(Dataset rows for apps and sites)

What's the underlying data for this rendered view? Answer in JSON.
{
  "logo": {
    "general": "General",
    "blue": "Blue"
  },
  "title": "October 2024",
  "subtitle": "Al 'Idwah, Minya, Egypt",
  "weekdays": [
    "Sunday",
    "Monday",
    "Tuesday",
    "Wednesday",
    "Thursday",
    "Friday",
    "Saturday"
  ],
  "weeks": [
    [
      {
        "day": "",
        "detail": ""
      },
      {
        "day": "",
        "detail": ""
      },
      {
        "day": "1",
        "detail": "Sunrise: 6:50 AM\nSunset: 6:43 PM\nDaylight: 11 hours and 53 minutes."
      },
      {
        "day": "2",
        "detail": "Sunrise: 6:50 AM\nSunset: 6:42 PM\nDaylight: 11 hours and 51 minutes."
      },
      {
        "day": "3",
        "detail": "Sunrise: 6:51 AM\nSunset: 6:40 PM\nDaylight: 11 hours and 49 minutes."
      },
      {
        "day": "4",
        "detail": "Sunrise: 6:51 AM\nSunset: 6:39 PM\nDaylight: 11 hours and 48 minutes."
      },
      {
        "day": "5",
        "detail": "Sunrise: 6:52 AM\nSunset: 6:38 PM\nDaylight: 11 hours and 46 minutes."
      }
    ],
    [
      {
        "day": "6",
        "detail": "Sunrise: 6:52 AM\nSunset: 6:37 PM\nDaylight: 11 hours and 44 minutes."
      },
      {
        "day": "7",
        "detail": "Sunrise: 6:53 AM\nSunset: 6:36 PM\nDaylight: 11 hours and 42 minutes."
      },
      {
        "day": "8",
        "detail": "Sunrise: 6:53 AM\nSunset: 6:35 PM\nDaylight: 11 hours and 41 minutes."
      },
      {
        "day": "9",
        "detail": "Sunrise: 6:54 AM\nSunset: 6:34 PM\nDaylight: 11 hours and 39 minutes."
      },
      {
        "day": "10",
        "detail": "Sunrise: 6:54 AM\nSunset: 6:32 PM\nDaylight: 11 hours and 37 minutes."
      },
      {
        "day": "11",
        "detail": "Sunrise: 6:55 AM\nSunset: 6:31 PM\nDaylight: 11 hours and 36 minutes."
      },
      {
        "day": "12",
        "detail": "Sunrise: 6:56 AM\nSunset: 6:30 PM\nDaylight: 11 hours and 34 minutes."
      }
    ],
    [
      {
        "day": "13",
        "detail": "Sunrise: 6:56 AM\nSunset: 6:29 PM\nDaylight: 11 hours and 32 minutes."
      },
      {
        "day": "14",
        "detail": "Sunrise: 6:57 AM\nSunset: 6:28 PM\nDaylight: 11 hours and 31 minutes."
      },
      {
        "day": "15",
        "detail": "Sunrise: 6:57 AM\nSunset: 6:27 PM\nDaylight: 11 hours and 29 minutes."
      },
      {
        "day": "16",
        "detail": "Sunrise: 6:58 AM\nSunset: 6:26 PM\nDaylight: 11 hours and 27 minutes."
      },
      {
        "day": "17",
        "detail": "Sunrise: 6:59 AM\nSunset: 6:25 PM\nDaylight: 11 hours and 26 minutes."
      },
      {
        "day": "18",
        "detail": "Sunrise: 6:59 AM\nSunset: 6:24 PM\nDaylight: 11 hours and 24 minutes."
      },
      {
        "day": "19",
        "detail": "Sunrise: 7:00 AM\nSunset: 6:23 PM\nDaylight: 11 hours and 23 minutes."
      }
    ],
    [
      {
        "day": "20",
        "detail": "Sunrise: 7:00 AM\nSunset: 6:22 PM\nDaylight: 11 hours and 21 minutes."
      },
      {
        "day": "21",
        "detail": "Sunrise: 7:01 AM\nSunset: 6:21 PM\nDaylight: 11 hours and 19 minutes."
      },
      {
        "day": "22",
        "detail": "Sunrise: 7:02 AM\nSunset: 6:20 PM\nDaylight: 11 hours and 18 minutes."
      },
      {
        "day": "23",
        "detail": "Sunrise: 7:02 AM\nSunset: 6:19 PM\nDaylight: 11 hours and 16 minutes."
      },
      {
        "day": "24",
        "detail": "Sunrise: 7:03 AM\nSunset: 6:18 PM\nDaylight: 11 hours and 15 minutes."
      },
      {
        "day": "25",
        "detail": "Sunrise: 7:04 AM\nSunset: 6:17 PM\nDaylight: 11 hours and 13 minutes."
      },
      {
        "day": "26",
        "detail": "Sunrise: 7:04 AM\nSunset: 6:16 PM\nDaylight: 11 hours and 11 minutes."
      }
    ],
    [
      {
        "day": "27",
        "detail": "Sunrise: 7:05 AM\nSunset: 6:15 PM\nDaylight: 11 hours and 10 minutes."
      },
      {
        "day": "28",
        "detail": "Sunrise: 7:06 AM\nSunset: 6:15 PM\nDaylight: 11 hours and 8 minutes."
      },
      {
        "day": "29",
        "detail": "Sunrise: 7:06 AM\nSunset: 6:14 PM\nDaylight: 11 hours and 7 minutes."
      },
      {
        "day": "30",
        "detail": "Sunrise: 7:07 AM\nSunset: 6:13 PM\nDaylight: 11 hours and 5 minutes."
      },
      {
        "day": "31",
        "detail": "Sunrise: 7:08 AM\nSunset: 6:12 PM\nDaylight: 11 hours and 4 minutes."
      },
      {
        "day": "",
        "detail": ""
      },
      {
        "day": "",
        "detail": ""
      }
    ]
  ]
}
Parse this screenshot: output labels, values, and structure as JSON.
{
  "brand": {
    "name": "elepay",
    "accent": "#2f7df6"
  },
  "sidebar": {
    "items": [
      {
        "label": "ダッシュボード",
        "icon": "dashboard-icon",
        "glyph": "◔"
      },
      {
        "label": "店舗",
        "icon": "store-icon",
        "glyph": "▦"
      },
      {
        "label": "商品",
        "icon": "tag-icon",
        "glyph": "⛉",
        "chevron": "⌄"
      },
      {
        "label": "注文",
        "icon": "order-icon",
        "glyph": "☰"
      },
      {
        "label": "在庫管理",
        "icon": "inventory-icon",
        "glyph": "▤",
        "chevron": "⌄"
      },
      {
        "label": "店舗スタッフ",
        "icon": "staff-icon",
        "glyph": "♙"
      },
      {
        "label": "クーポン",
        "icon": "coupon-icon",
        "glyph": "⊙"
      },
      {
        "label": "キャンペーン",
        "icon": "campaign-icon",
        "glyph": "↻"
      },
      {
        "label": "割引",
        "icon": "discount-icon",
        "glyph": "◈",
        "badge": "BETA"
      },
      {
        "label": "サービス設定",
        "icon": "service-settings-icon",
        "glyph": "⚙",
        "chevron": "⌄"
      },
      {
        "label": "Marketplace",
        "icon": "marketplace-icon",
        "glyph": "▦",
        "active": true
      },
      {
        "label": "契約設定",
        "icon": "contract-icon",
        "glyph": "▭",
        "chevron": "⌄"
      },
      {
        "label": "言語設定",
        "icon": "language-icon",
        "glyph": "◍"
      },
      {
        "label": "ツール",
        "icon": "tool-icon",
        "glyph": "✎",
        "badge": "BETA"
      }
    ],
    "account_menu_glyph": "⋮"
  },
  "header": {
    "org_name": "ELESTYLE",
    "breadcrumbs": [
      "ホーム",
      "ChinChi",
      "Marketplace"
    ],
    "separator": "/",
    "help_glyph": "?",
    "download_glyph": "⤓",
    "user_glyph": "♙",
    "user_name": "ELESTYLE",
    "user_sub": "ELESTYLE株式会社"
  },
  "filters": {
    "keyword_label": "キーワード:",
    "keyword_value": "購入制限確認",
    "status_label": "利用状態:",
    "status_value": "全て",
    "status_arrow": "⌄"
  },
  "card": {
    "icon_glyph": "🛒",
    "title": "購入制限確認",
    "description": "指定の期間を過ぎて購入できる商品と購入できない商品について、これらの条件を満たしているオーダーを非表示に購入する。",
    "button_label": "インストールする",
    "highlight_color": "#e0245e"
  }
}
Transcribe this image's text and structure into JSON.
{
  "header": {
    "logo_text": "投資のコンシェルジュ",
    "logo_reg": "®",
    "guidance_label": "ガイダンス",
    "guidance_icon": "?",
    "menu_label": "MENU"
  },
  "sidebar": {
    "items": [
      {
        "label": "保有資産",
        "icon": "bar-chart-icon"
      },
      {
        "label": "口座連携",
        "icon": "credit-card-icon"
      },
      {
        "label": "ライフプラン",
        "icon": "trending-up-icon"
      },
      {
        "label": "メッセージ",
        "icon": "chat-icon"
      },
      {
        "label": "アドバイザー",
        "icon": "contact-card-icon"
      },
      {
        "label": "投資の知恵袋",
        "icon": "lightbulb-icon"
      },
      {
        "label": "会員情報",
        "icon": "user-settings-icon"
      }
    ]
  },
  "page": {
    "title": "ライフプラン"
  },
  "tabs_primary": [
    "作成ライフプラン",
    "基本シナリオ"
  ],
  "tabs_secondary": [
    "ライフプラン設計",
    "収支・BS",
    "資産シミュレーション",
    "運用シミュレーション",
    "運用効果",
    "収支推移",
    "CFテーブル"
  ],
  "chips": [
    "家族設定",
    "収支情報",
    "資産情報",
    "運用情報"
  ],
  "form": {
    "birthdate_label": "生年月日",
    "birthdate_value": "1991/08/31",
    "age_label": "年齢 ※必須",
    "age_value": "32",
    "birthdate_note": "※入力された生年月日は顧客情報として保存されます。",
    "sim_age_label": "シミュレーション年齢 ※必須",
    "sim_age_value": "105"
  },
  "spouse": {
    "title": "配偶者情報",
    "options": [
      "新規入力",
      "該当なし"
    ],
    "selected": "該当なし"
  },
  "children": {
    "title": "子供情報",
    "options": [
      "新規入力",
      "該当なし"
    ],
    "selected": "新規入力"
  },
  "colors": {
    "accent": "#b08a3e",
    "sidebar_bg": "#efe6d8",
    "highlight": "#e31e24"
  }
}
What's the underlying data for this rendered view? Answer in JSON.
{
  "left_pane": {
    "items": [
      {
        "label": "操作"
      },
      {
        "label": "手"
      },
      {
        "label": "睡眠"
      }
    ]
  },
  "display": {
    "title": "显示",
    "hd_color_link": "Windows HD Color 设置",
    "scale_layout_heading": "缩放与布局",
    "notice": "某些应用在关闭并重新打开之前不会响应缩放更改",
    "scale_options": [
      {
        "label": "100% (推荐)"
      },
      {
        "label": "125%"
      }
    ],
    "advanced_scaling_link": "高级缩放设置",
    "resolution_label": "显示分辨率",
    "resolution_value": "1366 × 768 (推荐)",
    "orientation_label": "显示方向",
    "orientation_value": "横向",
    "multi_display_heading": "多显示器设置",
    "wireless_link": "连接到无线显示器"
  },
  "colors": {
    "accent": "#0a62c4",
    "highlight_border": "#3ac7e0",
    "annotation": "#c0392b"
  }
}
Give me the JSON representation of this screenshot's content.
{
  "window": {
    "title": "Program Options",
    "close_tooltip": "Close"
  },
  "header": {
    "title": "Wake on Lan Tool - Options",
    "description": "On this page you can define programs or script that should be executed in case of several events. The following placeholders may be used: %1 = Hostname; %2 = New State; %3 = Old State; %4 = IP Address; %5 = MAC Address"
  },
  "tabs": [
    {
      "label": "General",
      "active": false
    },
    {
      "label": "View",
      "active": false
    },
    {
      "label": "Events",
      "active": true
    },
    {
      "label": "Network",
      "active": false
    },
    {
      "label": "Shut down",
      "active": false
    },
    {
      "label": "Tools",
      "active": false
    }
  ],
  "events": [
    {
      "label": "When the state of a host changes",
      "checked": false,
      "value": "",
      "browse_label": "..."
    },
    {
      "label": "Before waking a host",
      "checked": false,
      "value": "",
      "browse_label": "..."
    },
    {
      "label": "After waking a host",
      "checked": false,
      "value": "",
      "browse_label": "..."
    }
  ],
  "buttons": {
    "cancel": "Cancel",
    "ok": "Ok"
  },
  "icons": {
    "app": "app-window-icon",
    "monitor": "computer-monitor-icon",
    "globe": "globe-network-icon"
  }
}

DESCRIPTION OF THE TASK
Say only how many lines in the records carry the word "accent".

ANSWER SPACE
3